edwin deboise

A Visit To My Tailor

My first memories from that September day in 2001 as I drove along the Charles was how crisp the air, how clear and azure the skies, and how once again the reliable cycle of another splendid New England Autumn was underway.  Later that morning, a member of my staff entered unannounced into a strategy meeting that I was leading to inform all of us that an airplane had crashed into one of the towers of the World Trade Center.  

We sat unanimated for a few moments of dumbounded silence.  We adjourned to withstand a dark day together—like so many others—being distant, frustrated witnesses to events horrifying and tragic.

Shortly after, civilian air travel resumed.  I had an appointment to see my tailor, Edwin DeBoise of Steed, in New York for forward fittings on two new suits.  Edwin had not yet started traveling to Boston to see me.  

The early intervening days since September 11 had been unsettling in Boston as elsewhere, of course, but the mood among my countrymen had quickly transformed into one of determination and of unassuming patriotism.  Not a block, not a building, not house, not a car in Boston: none failed to display the American flag.  Mine, too.

Flights had resumed between Boston and New York.  Nevertheless, my fiancée had some apprehension about me flying that brief, seventy-five minutes flight.  We both smiled about that apprehension…such silliness!..nonetheless, I took the train down to Manhattan.  This was in the years before the “high speed” Acela, so the winding trip down would be luxuriously slow, without the pretense of hurry.

I would see my tailor.  I would have cocktails and lunch.  I would see a Broadway show.  It would be a defiantly normal Manhattan day.  Those were my thoughts, at any rate.

My train emerged from the East River tunnels.  Manhattan was laid across the river in its march of skycrapers along the spine of the island.  It was another magnificent Autumn morning.  Edwin greeted me with utmost goodwill, solidarity, and due care, an American flag pin in his lapel.  The suits were great.  We shook hands.

I then had cocktails and lunch at 21.  It was so reassuringly familiar.  I wanted to keep things traditional.  (For years therafter, 21 would still require coat and tie for men.  That era is now lost, but it lived still on that day.)  Afterward, I went to go see The Producers with Nathan Lane and Matthew Broderick.  They were terrific.

The time was nearing to catch my return train to Boston.  I had, however, a vague impulse that swam up into my mind from the deep.  I told my driver to take me Downtown.

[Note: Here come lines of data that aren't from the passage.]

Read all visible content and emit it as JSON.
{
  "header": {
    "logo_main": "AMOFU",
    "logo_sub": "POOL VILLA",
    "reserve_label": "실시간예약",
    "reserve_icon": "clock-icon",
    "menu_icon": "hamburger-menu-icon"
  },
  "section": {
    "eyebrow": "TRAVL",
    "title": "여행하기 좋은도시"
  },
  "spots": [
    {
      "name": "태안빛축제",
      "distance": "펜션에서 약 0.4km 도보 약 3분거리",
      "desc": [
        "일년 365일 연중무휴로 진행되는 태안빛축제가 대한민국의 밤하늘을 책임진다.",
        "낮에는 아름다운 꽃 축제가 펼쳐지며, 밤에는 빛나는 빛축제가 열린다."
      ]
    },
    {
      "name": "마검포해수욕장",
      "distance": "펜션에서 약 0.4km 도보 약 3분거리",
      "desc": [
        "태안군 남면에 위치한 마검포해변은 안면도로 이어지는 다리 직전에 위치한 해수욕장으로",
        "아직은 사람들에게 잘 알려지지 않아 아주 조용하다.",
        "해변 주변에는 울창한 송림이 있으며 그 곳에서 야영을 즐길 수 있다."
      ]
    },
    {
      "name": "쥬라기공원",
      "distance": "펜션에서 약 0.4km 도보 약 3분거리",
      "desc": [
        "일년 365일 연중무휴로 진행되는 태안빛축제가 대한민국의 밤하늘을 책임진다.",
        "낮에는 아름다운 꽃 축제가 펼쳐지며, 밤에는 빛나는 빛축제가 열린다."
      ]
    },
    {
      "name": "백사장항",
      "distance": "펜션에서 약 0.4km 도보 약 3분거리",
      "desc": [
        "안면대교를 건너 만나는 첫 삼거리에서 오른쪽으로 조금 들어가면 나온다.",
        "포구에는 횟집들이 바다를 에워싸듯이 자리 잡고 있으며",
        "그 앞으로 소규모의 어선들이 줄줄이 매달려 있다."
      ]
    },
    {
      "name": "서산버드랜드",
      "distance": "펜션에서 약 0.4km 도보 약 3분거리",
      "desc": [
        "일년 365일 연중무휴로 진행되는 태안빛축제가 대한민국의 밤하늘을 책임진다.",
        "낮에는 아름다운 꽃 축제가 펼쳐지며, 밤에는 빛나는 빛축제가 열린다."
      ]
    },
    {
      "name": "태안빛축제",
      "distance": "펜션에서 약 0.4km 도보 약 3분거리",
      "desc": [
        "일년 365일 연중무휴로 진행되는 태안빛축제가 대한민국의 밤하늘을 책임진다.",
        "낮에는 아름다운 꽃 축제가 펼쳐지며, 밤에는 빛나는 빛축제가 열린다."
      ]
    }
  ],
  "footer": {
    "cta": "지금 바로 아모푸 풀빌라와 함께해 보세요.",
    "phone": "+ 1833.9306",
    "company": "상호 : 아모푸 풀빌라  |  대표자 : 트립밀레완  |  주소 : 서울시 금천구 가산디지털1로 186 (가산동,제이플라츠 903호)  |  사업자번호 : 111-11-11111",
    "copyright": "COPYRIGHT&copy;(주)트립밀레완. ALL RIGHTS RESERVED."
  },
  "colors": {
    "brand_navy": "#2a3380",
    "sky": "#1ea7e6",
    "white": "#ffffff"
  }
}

As we drove South, life seemed to drain away progressively from the sidewalks and the avenues.  I think we made it to about Chambers Street before seeing barricades.  I told my driver to wait.  I got out of the car to see what could be observed with my own eyes.

Not a soul was around. Dust and debris was everywhere. The acrid smell of smothered electrical fires hung heavy and insistent.  I had thought that there would be soldiers guarding the streets, like a war zone, but in fact, there were few people of any type to be found that afternoon in that place of witness. I spent every last second that I had left before I needed to return to the train station walking those pavements.

My driver then took me to Penn station.  The train’s bell clanged, and I was away back home to Boston, back to the Hub of the Universe (we say jokingly, but not entirely jokingly.)

About three months later, I opened a wonderful package from Steed Bespoke Tailors.